This de-Westernisation also extends to a growing de-dollarisation in global trade, as countries move away from the US dollar, and a “de-Americanisation” of technology.

Over the last 20 years, the US dollar’s share of international reserves has fallen steadily from above 70 per cent to below 60 per cent, now hovering around a 25-year low, according to the International Monetary Fund data. With the fourth industrial revolution, European and American countries have also lost their technological edge in smart technology, quantum computing, big data, 5G and more.

Together, the non-Western world is presenting a picture as never seen before. Their response to Western hegemony is not necessarily through confrontation, conflict or an insistence on checks and balances.


Instead, they are simply shaking off Western control by increasingly putting their national interests at the strategic centre. A more democratic form of international politics and mutual respect are their main demands.

A more equal political relationship between the West and the rest is being built, and this will be an important feature of world politics in this third decade of the 21st century. It will not be a mellow world in 2023 but the de-Westernisation movement is irreversible and will only evolve.

Wang Wen is a professor and executive dean, Chongyang Institute for Financial Studies, Renmin University of China









pig superiority.....

The US is facing an invasion of hybrid pigs from Canada, which originated from crossbreeding between wild boars and domestic animals in the 1980s. Previous methods of population control proved ineffective.

The "superpig" is an intelligent and huge animal that has managed to survive the Canadian winter and is now migrating south and inhabiting northern US states, contrary to the predictions of experts. The animals are capable of digging tunnels under the snow, making warm snow caves for themselves, The Guardian says.



"Wild pigs are easily the worst invasive large mammal on the planet," said Ryan Brook, who leads the University of Saskatchewan’s Canadian wild pig research project. "They’re incredibly intelligent... highly elusive... when there’s any pressure on them, especially if people start hunting them, they become almost completely nocturnal... they disappear into wetlands and they can be very hard to locate."


Michael Marlow, assistant programme manager for the Department of Agriculture's national feral swine damage management programme pointed out that pigs damage the environment. They eat crops, destroy trees and other animals, pollute water and pose a threat to human health and safety.



"We see direct competition for our native species for food.
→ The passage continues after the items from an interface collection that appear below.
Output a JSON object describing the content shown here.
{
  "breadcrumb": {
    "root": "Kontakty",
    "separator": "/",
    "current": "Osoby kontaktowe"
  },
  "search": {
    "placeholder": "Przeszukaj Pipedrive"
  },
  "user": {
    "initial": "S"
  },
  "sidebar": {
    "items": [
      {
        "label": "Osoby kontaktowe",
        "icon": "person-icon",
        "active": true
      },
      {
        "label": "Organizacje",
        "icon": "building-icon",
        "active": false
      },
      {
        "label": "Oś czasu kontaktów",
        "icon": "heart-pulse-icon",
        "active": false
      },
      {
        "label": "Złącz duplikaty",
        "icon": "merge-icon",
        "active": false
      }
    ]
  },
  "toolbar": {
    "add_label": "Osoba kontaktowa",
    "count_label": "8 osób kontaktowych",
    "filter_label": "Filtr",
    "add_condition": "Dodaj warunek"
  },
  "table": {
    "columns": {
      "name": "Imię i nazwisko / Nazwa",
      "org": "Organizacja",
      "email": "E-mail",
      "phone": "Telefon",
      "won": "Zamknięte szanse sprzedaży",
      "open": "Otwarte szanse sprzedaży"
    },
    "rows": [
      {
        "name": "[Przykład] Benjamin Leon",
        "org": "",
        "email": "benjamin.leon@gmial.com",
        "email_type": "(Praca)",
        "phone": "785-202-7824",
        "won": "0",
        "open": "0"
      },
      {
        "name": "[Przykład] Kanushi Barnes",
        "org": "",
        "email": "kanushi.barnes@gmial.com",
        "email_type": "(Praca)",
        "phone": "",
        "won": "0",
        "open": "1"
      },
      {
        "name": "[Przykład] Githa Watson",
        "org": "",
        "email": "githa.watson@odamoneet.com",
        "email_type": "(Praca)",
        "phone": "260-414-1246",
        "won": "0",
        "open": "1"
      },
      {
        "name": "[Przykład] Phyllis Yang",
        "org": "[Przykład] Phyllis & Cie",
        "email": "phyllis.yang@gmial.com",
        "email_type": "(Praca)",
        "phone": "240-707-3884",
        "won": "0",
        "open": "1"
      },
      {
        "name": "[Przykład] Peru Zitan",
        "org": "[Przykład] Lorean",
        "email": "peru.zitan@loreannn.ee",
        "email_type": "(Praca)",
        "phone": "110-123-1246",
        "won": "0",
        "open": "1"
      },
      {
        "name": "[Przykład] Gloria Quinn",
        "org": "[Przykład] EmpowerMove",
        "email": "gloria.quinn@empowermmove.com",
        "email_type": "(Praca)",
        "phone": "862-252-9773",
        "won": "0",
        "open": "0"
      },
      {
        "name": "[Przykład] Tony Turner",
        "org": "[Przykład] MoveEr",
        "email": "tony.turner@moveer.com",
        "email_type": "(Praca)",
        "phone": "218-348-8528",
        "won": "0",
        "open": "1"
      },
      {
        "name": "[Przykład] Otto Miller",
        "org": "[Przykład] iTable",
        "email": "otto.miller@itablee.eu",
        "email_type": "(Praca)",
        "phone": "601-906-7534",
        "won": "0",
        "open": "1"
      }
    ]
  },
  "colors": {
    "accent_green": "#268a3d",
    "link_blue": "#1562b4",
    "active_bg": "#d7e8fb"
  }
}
However, pigs are also accomplished predators. They’ll opportunistically come upon a hidden animal, and the males have long tusks, so they’re very capable of running and grabbing one with their mouth. They’ll kill young fawns, they’re known to be nest predators, so they impact turkeys and potentially quail," stated Marlow.


The giant size of the pigs (a 300 kilogram specimen, roughly 661 pounds, was recorded) allowed them to survive their first winters in the wild and breed despite expert assurances.

In some areas, their proliferation has led to an entire pig hunting industry.

Pigs are able to change their habits and adapt to new environments. For example, if people actively hunt them, the animals will switch to a nocturnal lifestyle and become virtually elusive.

One method experts have been using is to capture one pig and put a collar with a GPS tracker on it to release it into the wild, thereby finding the entire herd (this method was called "Judas Pig"). In Canada, experts say it is already too late to eradicate the pigs.

"Probably as late as maybe 2010 to 2012, there was probably a reasonable chance of finding and removing them. But now, they’re so widespread, and so abundant, that certainly as late as 2018 or 19 I stopped saying that eradication was possible. They’re just so established," Brook said, adding "They’ve definitely moved in, and they’re here to stay."

Authorities estimate that about six million wild or feral pigs cause $1.5bln worth of damage annually.